Guest column: A clear power grab on climate

David W. Kreutzer The Heritage Foundation

Recently, President Obama visited Alaska to drum up support for his climate agenda. But it’s becoming clear this agenda is not, in fact, about climate. Instead, it’s the typical Washington story of power and money— other people’s money.

Alaska provided the apparent novelty
of ice that melts in the summer, which was used as a theatrical prop for the president. His photo op in front of the retreating Exit Glacier glossed over another bit of reality: The Exit Glacier started retreating more than 100 years before the start of significant man-made carbon dioxide emissions.

In a bit of bonus irony, the climate research center at the University of Alaska’s data show there has been no warming trend in Alaska since 1977. In fact, the trend is slightly negative.

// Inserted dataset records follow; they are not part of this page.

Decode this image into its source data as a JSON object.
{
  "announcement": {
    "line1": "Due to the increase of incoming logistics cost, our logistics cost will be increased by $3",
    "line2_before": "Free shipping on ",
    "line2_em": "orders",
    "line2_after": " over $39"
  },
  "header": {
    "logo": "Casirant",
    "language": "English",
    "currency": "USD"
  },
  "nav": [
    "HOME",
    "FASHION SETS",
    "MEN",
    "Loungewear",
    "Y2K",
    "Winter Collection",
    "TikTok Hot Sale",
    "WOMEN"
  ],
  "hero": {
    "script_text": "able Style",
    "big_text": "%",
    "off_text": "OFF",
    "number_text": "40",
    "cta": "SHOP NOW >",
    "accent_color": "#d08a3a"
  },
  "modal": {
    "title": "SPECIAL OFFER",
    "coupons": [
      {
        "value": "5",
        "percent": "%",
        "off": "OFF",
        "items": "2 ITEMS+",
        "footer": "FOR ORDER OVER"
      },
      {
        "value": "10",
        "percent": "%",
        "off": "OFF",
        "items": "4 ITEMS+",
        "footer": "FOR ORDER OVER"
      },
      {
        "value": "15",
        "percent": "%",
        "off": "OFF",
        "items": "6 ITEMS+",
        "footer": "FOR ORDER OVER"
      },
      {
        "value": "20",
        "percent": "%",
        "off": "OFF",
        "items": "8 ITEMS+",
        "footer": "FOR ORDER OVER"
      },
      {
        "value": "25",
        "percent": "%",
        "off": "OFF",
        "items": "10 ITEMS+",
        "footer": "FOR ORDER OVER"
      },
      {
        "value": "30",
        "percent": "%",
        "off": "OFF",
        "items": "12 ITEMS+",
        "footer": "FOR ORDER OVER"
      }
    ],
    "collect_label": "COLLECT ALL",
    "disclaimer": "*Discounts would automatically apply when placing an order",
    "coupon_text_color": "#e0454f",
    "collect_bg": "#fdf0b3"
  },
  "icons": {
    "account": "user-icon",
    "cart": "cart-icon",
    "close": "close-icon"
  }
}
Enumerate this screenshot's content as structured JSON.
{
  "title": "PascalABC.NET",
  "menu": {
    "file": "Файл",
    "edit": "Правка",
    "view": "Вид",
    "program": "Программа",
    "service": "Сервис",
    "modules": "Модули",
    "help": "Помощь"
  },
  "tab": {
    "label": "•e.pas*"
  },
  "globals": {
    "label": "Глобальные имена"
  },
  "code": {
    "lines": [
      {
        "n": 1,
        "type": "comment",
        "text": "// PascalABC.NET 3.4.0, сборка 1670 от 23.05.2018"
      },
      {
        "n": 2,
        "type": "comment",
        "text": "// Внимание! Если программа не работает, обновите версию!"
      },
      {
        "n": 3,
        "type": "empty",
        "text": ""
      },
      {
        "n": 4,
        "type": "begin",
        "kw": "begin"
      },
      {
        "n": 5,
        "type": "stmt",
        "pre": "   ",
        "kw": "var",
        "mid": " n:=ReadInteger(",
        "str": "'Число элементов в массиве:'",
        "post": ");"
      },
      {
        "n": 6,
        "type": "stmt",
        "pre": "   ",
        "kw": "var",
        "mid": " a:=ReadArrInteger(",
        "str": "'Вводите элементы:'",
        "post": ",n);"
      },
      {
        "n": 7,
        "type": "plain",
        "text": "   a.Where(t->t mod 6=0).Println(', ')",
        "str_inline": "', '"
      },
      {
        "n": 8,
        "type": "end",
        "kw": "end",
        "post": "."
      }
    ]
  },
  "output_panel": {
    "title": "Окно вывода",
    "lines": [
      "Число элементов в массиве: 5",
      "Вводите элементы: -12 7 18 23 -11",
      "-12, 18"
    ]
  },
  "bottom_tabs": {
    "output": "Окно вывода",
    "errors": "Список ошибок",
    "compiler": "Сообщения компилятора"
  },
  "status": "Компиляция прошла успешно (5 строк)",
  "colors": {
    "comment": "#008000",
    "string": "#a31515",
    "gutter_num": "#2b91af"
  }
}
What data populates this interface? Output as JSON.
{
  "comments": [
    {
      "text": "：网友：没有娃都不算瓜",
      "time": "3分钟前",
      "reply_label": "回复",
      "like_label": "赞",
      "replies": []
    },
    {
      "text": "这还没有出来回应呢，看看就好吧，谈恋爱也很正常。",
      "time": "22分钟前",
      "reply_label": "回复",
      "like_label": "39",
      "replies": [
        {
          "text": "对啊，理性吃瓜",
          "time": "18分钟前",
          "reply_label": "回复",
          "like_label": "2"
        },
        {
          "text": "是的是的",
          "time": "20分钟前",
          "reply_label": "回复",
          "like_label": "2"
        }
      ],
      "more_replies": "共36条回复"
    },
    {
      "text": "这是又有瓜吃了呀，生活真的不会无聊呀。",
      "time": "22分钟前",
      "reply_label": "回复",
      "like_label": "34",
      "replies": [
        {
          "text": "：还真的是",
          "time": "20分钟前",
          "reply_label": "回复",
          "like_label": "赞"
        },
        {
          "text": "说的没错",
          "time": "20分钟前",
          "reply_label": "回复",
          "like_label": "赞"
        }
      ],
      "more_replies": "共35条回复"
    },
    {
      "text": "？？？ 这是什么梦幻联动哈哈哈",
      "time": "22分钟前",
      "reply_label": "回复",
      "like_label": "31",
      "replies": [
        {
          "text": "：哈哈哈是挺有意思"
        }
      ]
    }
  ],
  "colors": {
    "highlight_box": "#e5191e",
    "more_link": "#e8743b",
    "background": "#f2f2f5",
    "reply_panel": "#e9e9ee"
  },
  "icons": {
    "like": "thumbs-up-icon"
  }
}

All this misdirection is for promoting an agenda with its most prominent part being the Clean Power Plan (CPP). The agenda and the CPP are based on three bits of, shall we say, “fraudiness.”

The first bit is the assertion that carbon dioxide is dirty. Carbon dioxide is a color– less, odorless and non-toxic gas. The president and his supporters keep referring to it as “carbon pollution.” They also assert that, until the formation of the CPP, there were no regulations on the amount of “carbon pollution” power plants could emit.

To be sure, there is carbon pollution, but it is not carbon dioxide. The common name for carbon pollution is “soot,” and there have been regulatory limits on soot for decades. Due to these limits and the general improvement in technology, a modern coal-fired power plant cuts soot emissions by more than 99 percent compared to plants without the new technology. In spite of the phenomenal increase in power production since the late 1970s, total air pollution has actually declined significantly.

Second, virtually all extreme weather is blamed on global warming, with the inevi- table prediction of worsening conditions to come. However, data from the National Oceanic and Atmospheric Administration and the Intergovernmental Panel on Climate Change contradict this fear-mongering. They show no trend in hurricanes, tornadoes, droughts or floods.

The third bit is that the CPP is a climate policy. Using the EPA’s own climate model, climatologists at the Cato Institute calculated the impact of the CPP on world temperature. The result? By the end of this century, the CPP’s maximum impact would reduce world temperature by 0.019 of a degree—well within the margin of error. The projected impact on sea-level rise is equally ridiculous—just 0.01 inches by 2100.

The CPP’s climate benefit may be negli gible and distant, but the CPP’s economic cost will be large and immediate. According to the Energy Information Administration (EIA), in the decade of the 2020s, lost GDP will total $1 trillion and total employment will fall by as much as 500,000 jobs.

However, while our country’s economic pie will be shrinking, it will be recut in ways that bring great wealth to some. The tools
of carbon policy—taxes, mandates, government loans, subsidies, cap and trade, etc.— divert the flow of wealth towards those with the necessary political power.

The CPP is just another plan to grab power and money—your money. 

David W. Kreutzer is an author and researcher for The Heritage Foundation.